Genetic differences commonly occur among populations occupying neighbouring river basins on the Australian mainland, suggesting that walking overland from one river system to another is a reasonably difficult and potentially dangerous task for a platypus. Following on from this, a pattern of “isolation by distance” – populations becoming less genetically similar to each other as the distance between river basins increases – is evident both in Tasmania and on the mainland. Interestingly, there is no indication that the Great Dividing Range has ever acted as much of a genetic barrier to populations located on either side of these mountains, suggesting that it’s fairly easy for a dispersing platypus to travel between headwater streams located near the top of the Divide, at least in wet years.

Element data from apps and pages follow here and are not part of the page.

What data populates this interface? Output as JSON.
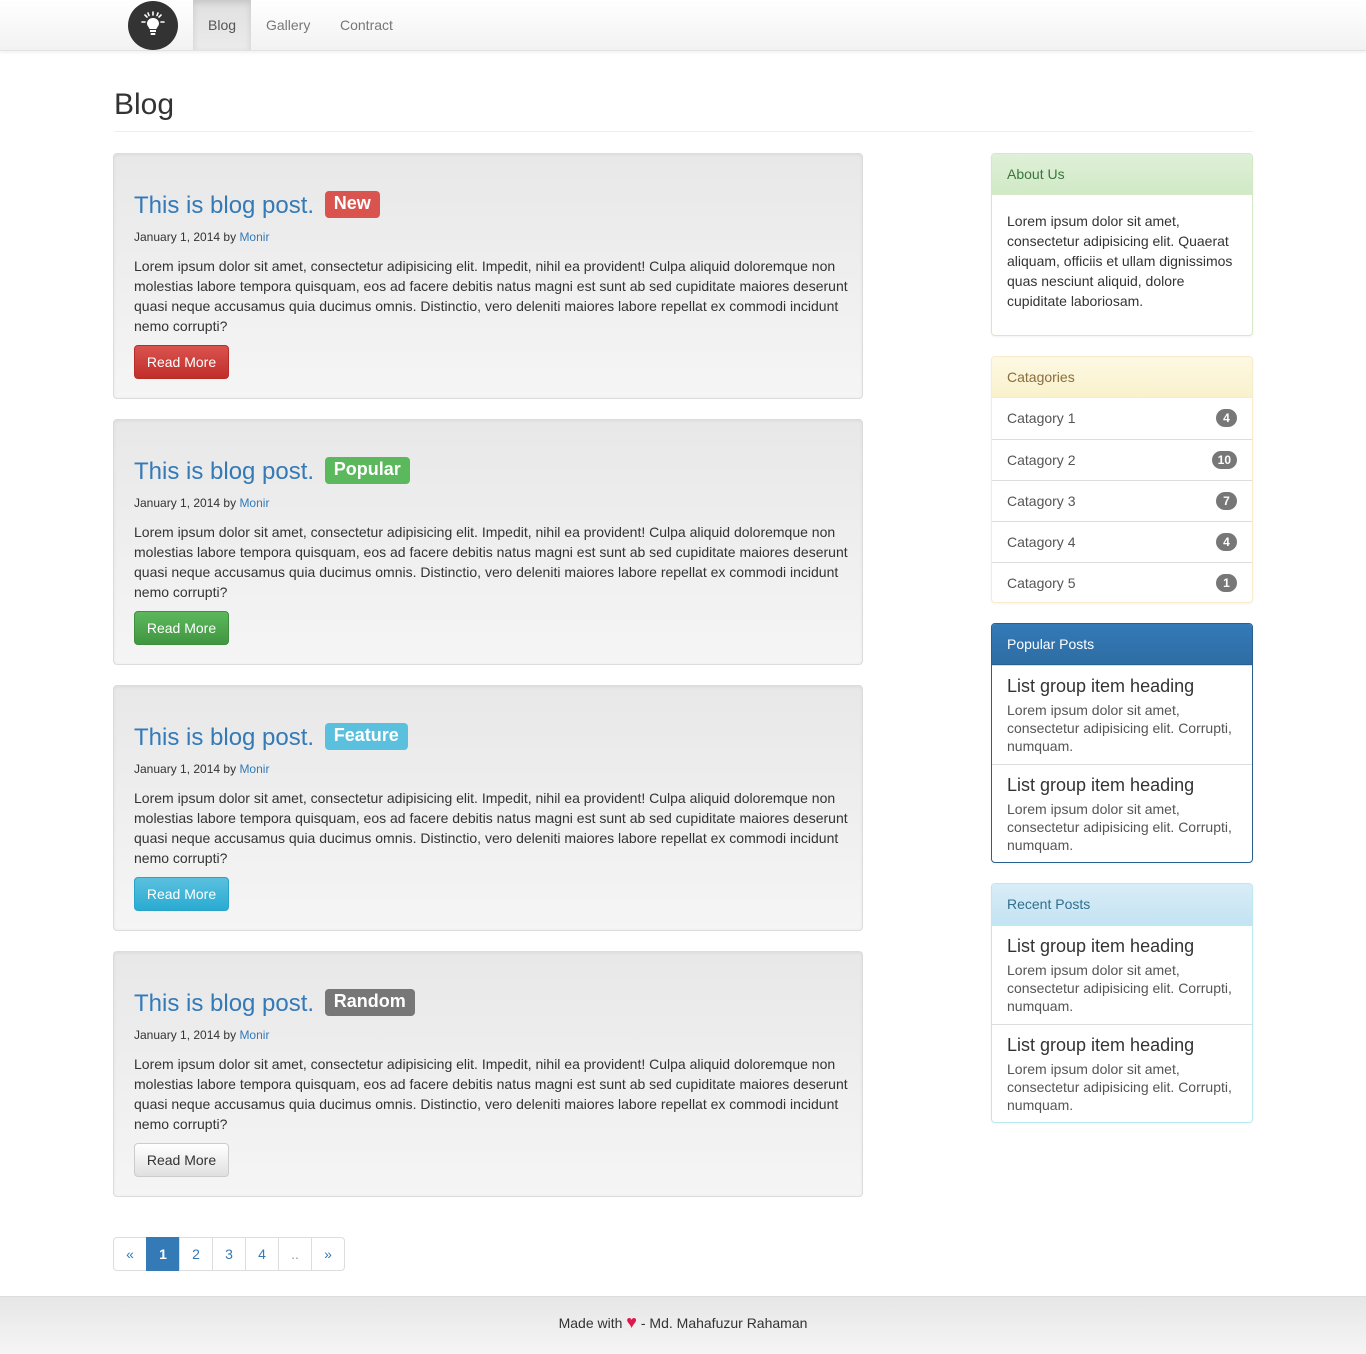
{
  "nav": {
    "logo_icon": "lightbulb-icon",
    "items": [
      {
        "label": "Blog"
      },
      {
        "label": "Gallery"
      },
      {
        "label": "Contract"
      }
    ]
  },
  "page": {
    "title": "Blog"
  },
  "posts": [
    {
      "title": "This is blog post.",
      "label": "New",
      "label_color": "#d9534f",
      "date": "January 1, 2014",
      "by": "by",
      "author": "Monir",
      "body": "Lorem ipsum dolor sit amet, consectetur adipisicing elit. Impedit, nihil ea provident! Culpa aliquid doloremque non molestias labore tempora quisquam, eos ad facere debitis natus magni est sunt ab sed cupiditate maiores deserunt quasi neque accusamus quia ducimus omnis. Distinctio, vero deleniti maiores labore repellat ex commodi incidunt nemo corrupti?",
      "button": "Read More"
    },
    {
      "title": "This is blog post.",
      "label": "Popular",
      "label_color": "#5cb85c",
      "date": "January 1, 2014",
      "by": "by",
      "author": "Monir",
      "body": "Lorem ipsum dolor sit amet, consectetur adipisicing elit. Impedit, nihil ea provident! Culpa aliquid doloremque non molestias labore tempora quisquam, eos ad facere debitis natus magni est sunt ab sed cupiditate maiores deserunt quasi neque accusamus quia ducimus omnis. Distinctio, vero deleniti maiores labore repellat ex commodi incidunt nemo corrupti?",
      "button": "Read More"
    },
    {
      "title": "This is blog post.",
      "label": "Feature",
      "label_color": "#5bc0de",
      "date": "January 1, 2014",
      "by": "by",
      "author": "Monir",
      "body": "Lorem ipsum dolor sit amet, consectetur adipisicing elit. Impedit, nihil ea provident! Culpa aliquid doloremque non molestias labore tempora quisquam, eos ad facere debitis natus magni est sunt ab sed cupiditate maiores deserunt quasi neque accusamus quia ducimus omnis. Distinctio, vero deleniti maiores labore repellat ex commodi incidunt nemo corrupti?",
      "button": "Read More"
    },
    {
      "title": "This is blog post.",
      "label": "Random",
      "label_color": "#777777",
      "date": "January 1, 2014",
      "by": "by",
      "author": "Monir",
      "body": "Lorem ipsum dolor sit amet, consectetur adipisicing elit. Impedit, nihil ea provident! Culpa aliquid doloremque non molestias labore tempora quisquam, eos ad facere debitis natus magni est sunt ab sed cupiditate maiores deserunt quasi neque accusamus quia ducimus omnis. Distinctio, vero deleniti maiores labore repellat ex commodi incidunt nemo corrupti?",
      "button": "Read More"
    }
  ],
  "pagination": {
    "prev": "«",
    "pages": [
      "1",
      "2",
      "3",
      "4",
      ".."
    ],
    "next": "»",
    "active": "1"
  },
  "sidebar": {
    "about": {
      "heading": "About Us",
      "body": "Lorem ipsum dolor sit amet, consectetur adipisicing elit. Quaerat aliquam, officiis et ullam dignissimos quas nesciunt aliquid, dolore cupiditate laboriosam."
    },
    "categories": {
      "heading": "Catagories",
      "items": [
        {
          "name": "Catagory 1",
          "count": "4"
        },
        {
          "name": "Catagory 2",
          "count": "10"
        },
        {
          "name": "Catagory 3",
          "count": "7"
        },
        {
          "name": "Catagory 4",
          "count": "4"
        },
        {
          "name": "Catagory 5",
          "count": "1"
        }
      ]
    },
    "popular": {
      "heading": "Popular Posts",
      "items": [
        {
          "heading": "List group item heading",
          "text": "Lorem ipsum dolor sit amet, consectetur adipisicing elit. Corrupti, numquam."
        },
        {
          "heading": "List group item heading",
          "text": "Lorem ipsum dolor sit amet, consectetur adipisicing elit. Corrupti, numquam."
        }
      ]
    },
    "recent": {
      "heading": "Recent Posts",
      "items": [
        {
          "heading": "List group item heading",
          "text": "Lorem ipsum dolor sit amet, consectetur adipisicing elit. Corrupti, numquam."
        },
        {
          "heading": "List group item heading",
          "text": "Lorem ipsum dolor sit amet, consectetur adipisicing elit. Corrupti, numquam."
        }
      ]
    }
  },
  "footer": {
    "prefix": "Made with",
    "heart": "♥",
    "suffix": "- Md. Mahafuzur Rahaman",
    "heart_color": "#e0174d"
  }
}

Genetic studies of island populations indicate that platypus can thrive despite high levels of inbreeding and small effective population size (Ne, a measure of the number of individuals making an effective genetic contribution to the next generation). The level of platypus genetic diversity on King Island (which has been isolated from both the Australian mainland and Tasmania for at least 10,000 years) is among the lowest ever recorded in a wild vertebrate population. However, animals are widespread and abundant in suitable habitat and no signs of physical abnormalities or poor physical condition are evident. Similarly, the platypus population on Kangaroo Island (descended from 16 founders released in the 1940s) has been estimated to have an effective population size of just 10-11 individuals today. Nonetheless, animals are again entirely normal in terms of their physical appearance and condition, and population densities are similar to (or slightly higher than) those reported for Victorian streams of comparable size.

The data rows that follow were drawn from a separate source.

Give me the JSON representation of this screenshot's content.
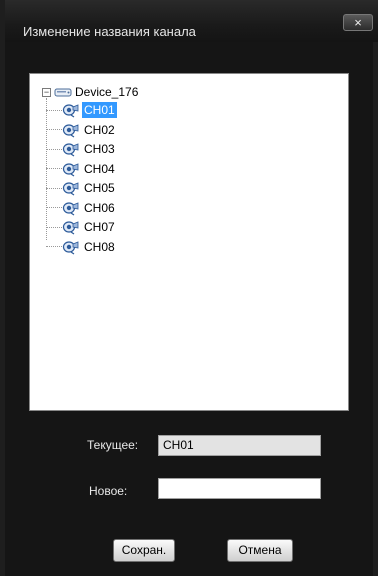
{
  "dialog": {
    "title": "Изменение названия канала",
    "close_label": "×"
  },
  "tree": {
    "root": {
      "label": "Device_176",
      "expander": "−"
    },
    "channels": [
      {
        "label": "CH01",
        "selected": true
      },
      {
        "label": "CH02",
        "selected": false
      },
      {
        "label": "CH03",
        "selected": false
      },
      {
        "label": "CH04",
        "selected": false
      },
      {
        "label": "CH05",
        "selected": false
      },
      {
        "label": "CH06",
        "selected": false
      },
      {
        "label": "CH07",
        "selected": false
      },
      {
        "label": "CH08",
        "selected": false
      }
    ]
  },
  "form": {
    "current_label": "Текущее:",
    "current_value": "CH01",
    "new_label": "Новое:",
    "new_value": ""
  },
  "buttons": {
    "save_label": "Сохран.",
    "cancel_label": "Отмена"
  },
  "colors": {
    "selection": "#3399ff",
    "background": "#151515"
  },
  "icons": {
    "device": "device-icon",
    "channel": "camera-icon"
  }
}
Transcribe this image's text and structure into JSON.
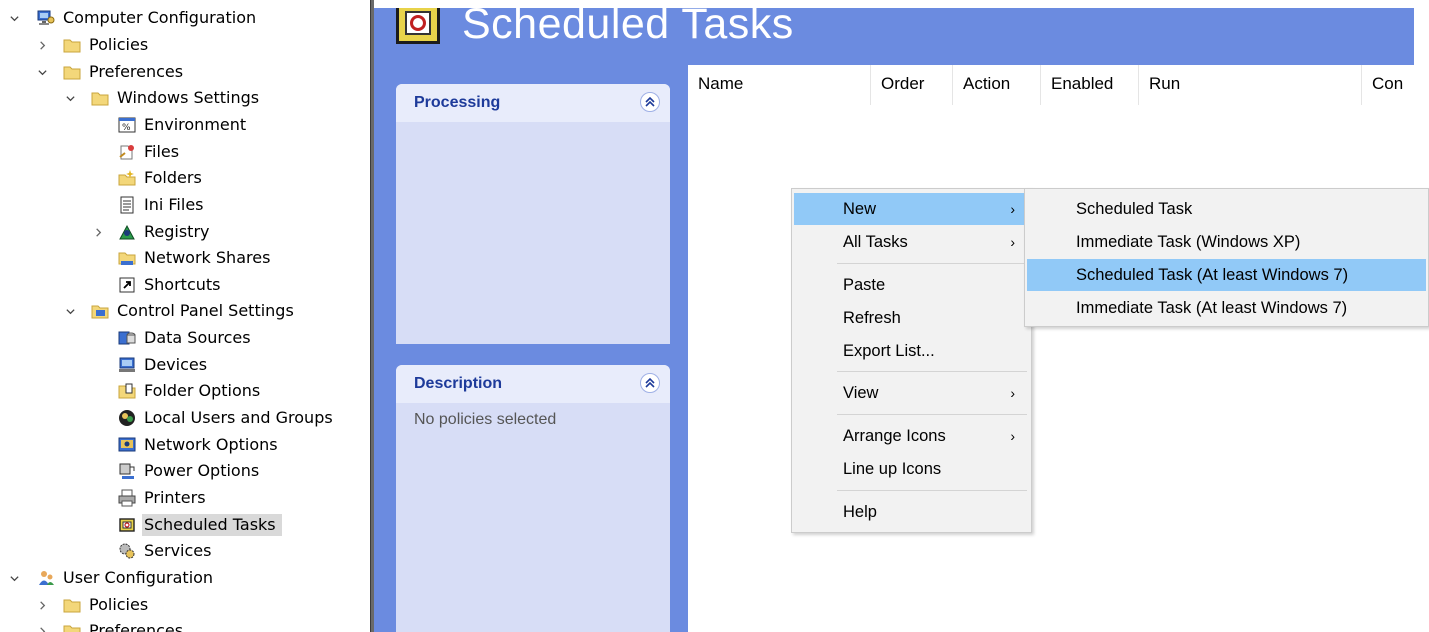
{
  "tree": {
    "items": [
      {
        "label": "Computer Configuration",
        "chevron": "expanded",
        "icon": "computer-config-icon"
      },
      {
        "label": "Policies",
        "chevron": "collapsed",
        "icon": "folder-icon"
      },
      {
        "label": "Preferences",
        "chevron": "expanded",
        "icon": "folder-icon"
      },
      {
        "label": "Windows Settings",
        "chevron": "expanded",
        "icon": "folder-icon"
      },
      {
        "label": "Environment",
        "chevron": "none",
        "icon": "environment-icon"
      },
      {
        "label": "Files",
        "chevron": "none",
        "icon": "files-icon"
      },
      {
        "label": "Folders",
        "chevron": "none",
        "icon": "folders-icon"
      },
      {
        "label": "Ini Files",
        "chevron": "none",
        "icon": "ini-files-icon"
      },
      {
        "label": "Registry",
        "chevron": "collapsed",
        "icon": "registry-icon"
      },
      {
        "label": "Network Shares",
        "chevron": "none",
        "icon": "network-shares-icon"
      },
      {
        "label": "Shortcuts",
        "chevron": "none",
        "icon": "shortcuts-icon"
      },
      {
        "label": "Control Panel Settings",
        "chevron": "expanded",
        "icon": "control-panel-icon"
      },
      {
        "label": "Data Sources",
        "chevron": "none",
        "icon": "data-sources-icon"
      },
      {
        "label": "Devices",
        "chevron": "none",
        "icon": "devices-icon"
      },
      {
        "label": "Folder Options",
        "chevron": "none",
        "icon": "folder-options-icon"
      },
      {
        "label": "Local Users and Groups",
        "chevron": "none",
        "icon": "local-users-icon"
      },
      {
        "label": "Network Options",
        "chevron": "none",
        "icon": "network-options-icon"
      },
      {
        "label": "Power Options",
        "chevron": "none",
        "icon": "power-options-icon"
      },
      {
        "label": "Printers",
        "chevron": "none",
        "icon": "printers-icon"
      },
      {
        "label": "Scheduled Tasks",
        "chevron": "none",
        "icon": "scheduled-tasks-icon",
        "selected": true
      },
      {
        "label": "Services",
        "chevron": "none",
        "icon": "services-icon"
      },
      {
        "label": "User Configuration",
        "chevron": "expanded",
        "icon": "user-config-icon"
      },
      {
        "label": "Policies",
        "chevron": "collapsed",
        "icon": "folder-icon"
      },
      {
        "label": "Preferences",
        "chevron": "collapsed",
        "icon": "folder-icon"
      }
    ]
  },
  "taskpad": {
    "title": "Scheduled Tasks",
    "icon": "scheduled-tasks-large-icon",
    "processing": {
      "title": "Processing"
    },
    "description": {
      "title": "Description",
      "text": "No policies selected"
    },
    "columns": [
      "Name",
      "Order",
      "Action",
      "Enabled",
      "Run",
      "Con"
    ]
  },
  "context_menu": {
    "items": [
      {
        "label": "New",
        "submenu": true,
        "highlighted": true
      },
      {
        "label": "All Tasks",
        "submenu": true
      },
      {
        "label": "Paste",
        "submenu": false
      },
      {
        "label": "Refresh",
        "submenu": false
      },
      {
        "label": "Export List...",
        "submenu": false
      },
      {
        "label": "View",
        "submenu": true
      },
      {
        "label": "Arrange Icons",
        "submenu": true
      },
      {
        "label": "Line up Icons",
        "submenu": false
      },
      {
        "label": "Help",
        "submenu": false
      }
    ],
    "submenu_arrow": "›"
  },
  "new_submenu": {
    "items": [
      {
        "label": "Scheduled Task"
      },
      {
        "label": "Immediate Task (Windows XP)"
      },
      {
        "label": "Scheduled Task (At least Windows 7)",
        "highlighted": true
      },
      {
        "label": "Immediate Task (At least Windows 7)"
      }
    ]
  },
  "colors": {
    "taskpad_bg": "#6b8be0",
    "panel_bg": "#d7ddf6",
    "panel_title": "#1d3a9a",
    "menu_highlight": "#91c9f7",
    "menu_bg": "#f2f2f2",
    "selection_bg": "#d9d9d9"
  }
}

Photos courtesy of Mike Sverns (above), B. Catherine (below)
Sleep and dreaming
A platypus sleeping in a cool burrow looks like a furry ball: it tucks its legs up against the body, drops its bill against the chest, and then wraps its tail over its head and bill. This posture reduces the amount of heat lost from the platypus’s body surface while it sleeps and, in particular, means that the bare skin of the bill is kept warm under its tail. However, if the temperature inside the burrow rises substantially (for example, during a heat wave), a sleeping platypus may partly or entirely stretch out while reclining on its side, stomach or back.

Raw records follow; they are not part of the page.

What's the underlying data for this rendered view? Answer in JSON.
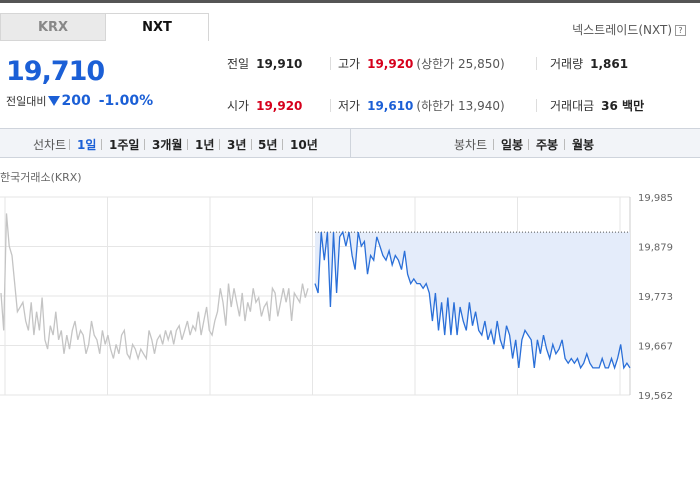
{
  "tabs": [
    {
      "label": "KRX",
      "active": false
    },
    {
      "label": "NXT",
      "active": true
    }
  ],
  "nxt_link": {
    "label": "넥스트레이드(NXT)",
    "help_icon": "question-mark-icon",
    "help_glyph": "?"
  },
  "price": {
    "current": "19,710",
    "change_label": "전일대비",
    "change_value": "200",
    "change_direction": "down",
    "change_pct": "-1.00%"
  },
  "stats": {
    "prev_close": {
      "label": "전일",
      "value": "19,910"
    },
    "high": {
      "label": "고가",
      "value": "19,920",
      "sub": "(상한가 25,850)"
    },
    "volume": {
      "label": "거래량",
      "value": "1,861"
    },
    "open": {
      "label": "시가",
      "value": "19,920"
    },
    "low": {
      "label": "저가",
      "value": "19,610",
      "sub": "(하한가 13,940)"
    },
    "amount": {
      "label": "거래대금",
      "value": "36 백만"
    }
  },
  "period_bar": {
    "line_label": "선차트",
    "line_periods": [
      "1일",
      "1주일",
      "3개월",
      "1년",
      "3년",
      "5년",
      "10년"
    ],
    "active_period": "1일",
    "candle_label": "봉차트",
    "candle_periods": [
      "일봉",
      "주봉",
      "월봉"
    ]
  },
  "chart_title": "한국거래소(KRX)",
  "colors": {
    "up": "#d6001c",
    "down": "#1b5fd6",
    "krx_line": "#c4c4c4",
    "nxt_line": "#2a6fd8",
    "nxt_fill": "#e4ecfa"
  },
  "chart_data": {
    "type": "line",
    "y_ticks": [
      "19,985",
      "19,879",
      "19,773",
      "19,667",
      "19,562"
    ],
    "ylim": [
      19562,
      19985
    ],
    "reference_value": 19910,
    "series": [
      {
        "values": [
          19780,
          19700,
          19950,
          19880,
          19860,
          19800,
          19740,
          19750,
          19760,
          19720,
          19700,
          19760,
          19690,
          19740,
          19700,
          19770,
          19680,
          19660,
          19710,
          19690,
          19740,
          19680,
          19700,
          19650,
          19690,
          19660,
          19700,
          19720,
          19680,
          19700,
          19690,
          19650,
          19670,
          19720,
          19690,
          19680,
          19650,
          19700,
          19670,
          19690,
          19660,
          19640,
          19670,
          19650,
          19690,
          19700,
          19650,
          19640,
          19670,
          19660,
          19640,
          19660,
          19650,
          19640,
          19700,
          19680,
          19650,
          19680,
          19690,
          19670,
          19700,
          19680,
          19700,
          19670,
          19700,
          19710,
          19680,
          19700,
          19720,
          19690,
          19710,
          19700,
          19740,
          19690,
          19720,
          19750,
          19700,
          19690,
          19720,
          19740,
          19790,
          19760,
          19710,
          19800,
          19750,
          19790,
          19760,
          19730,
          19780,
          19720,
          19760,
          19740,
          19790,
          19760,
          19770,
          19730,
          19750,
          19760,
          19720,
          19790,
          19780,
          19730,
          19760,
          19790,
          19760,
          19790,
          19720,
          19780,
          19770,
          19760,
          19800,
          19770,
          19790
        ]
      },
      {
        "values": [
          19800,
          19780,
          19910,
          19850,
          19910,
          19750,
          19910,
          19780,
          19900,
          19910,
          19880,
          19910,
          19860,
          19830,
          19910,
          19880,
          19890,
          19820,
          19860,
          19850,
          19900,
          19880,
          19860,
          19850,
          19870,
          19840,
          19860,
          19850,
          19830,
          19870,
          19820,
          19800,
          19810,
          19800,
          19800,
          19790,
          19800,
          19780,
          19720,
          19780,
          19700,
          19760,
          19690,
          19770,
          19690,
          19760,
          19690,
          19750,
          19720,
          19700,
          19760,
          19710,
          19740,
          19700,
          19690,
          19720,
          19680,
          19700,
          19670,
          19720,
          19680,
          19660,
          19710,
          19690,
          19640,
          19680,
          19620,
          19680,
          19700,
          19690,
          19680,
          19620,
          19680,
          19650,
          19690,
          19660,
          19640,
          19670,
          19650,
          19660,
          19680,
          19640,
          19630,
          19640,
          19630,
          19640,
          19620,
          19630,
          19650,
          19630,
          19620,
          19620,
          19620,
          19640,
          19620,
          19620,
          19640,
          19620,
          19640,
          19670,
          19620,
          19630,
          19620
        ]
      }
    ]
  }
}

Mammalian sleep is typically divided into two distinct and alternating stages: REM (“Rapid Eye Movement”) sleep and non-REM sleep. In REM sleep, nerve cells in the brain fire in rapid bursts, the face, eyes and limbs twitch and (at least in humans) dreaming occurs. Interestingly, researchers have found that a platypus engages in more REM sleep than any other adult mammal in which this has been studied (more than 8 hours per day on average). There are some differences between REM sleep in the platypus as compared to most other mammals (for example, the platypus brain cortex has a higher voltage when monitored using an electroencephalogram or EEG). However, the platypus resembles other mammals in vigorously twitching its bill and head and rapidly moving its closed eyes during REM sleep. It remains unknown if a platypus actually dreams.
Photo courtesy of Erin Whitford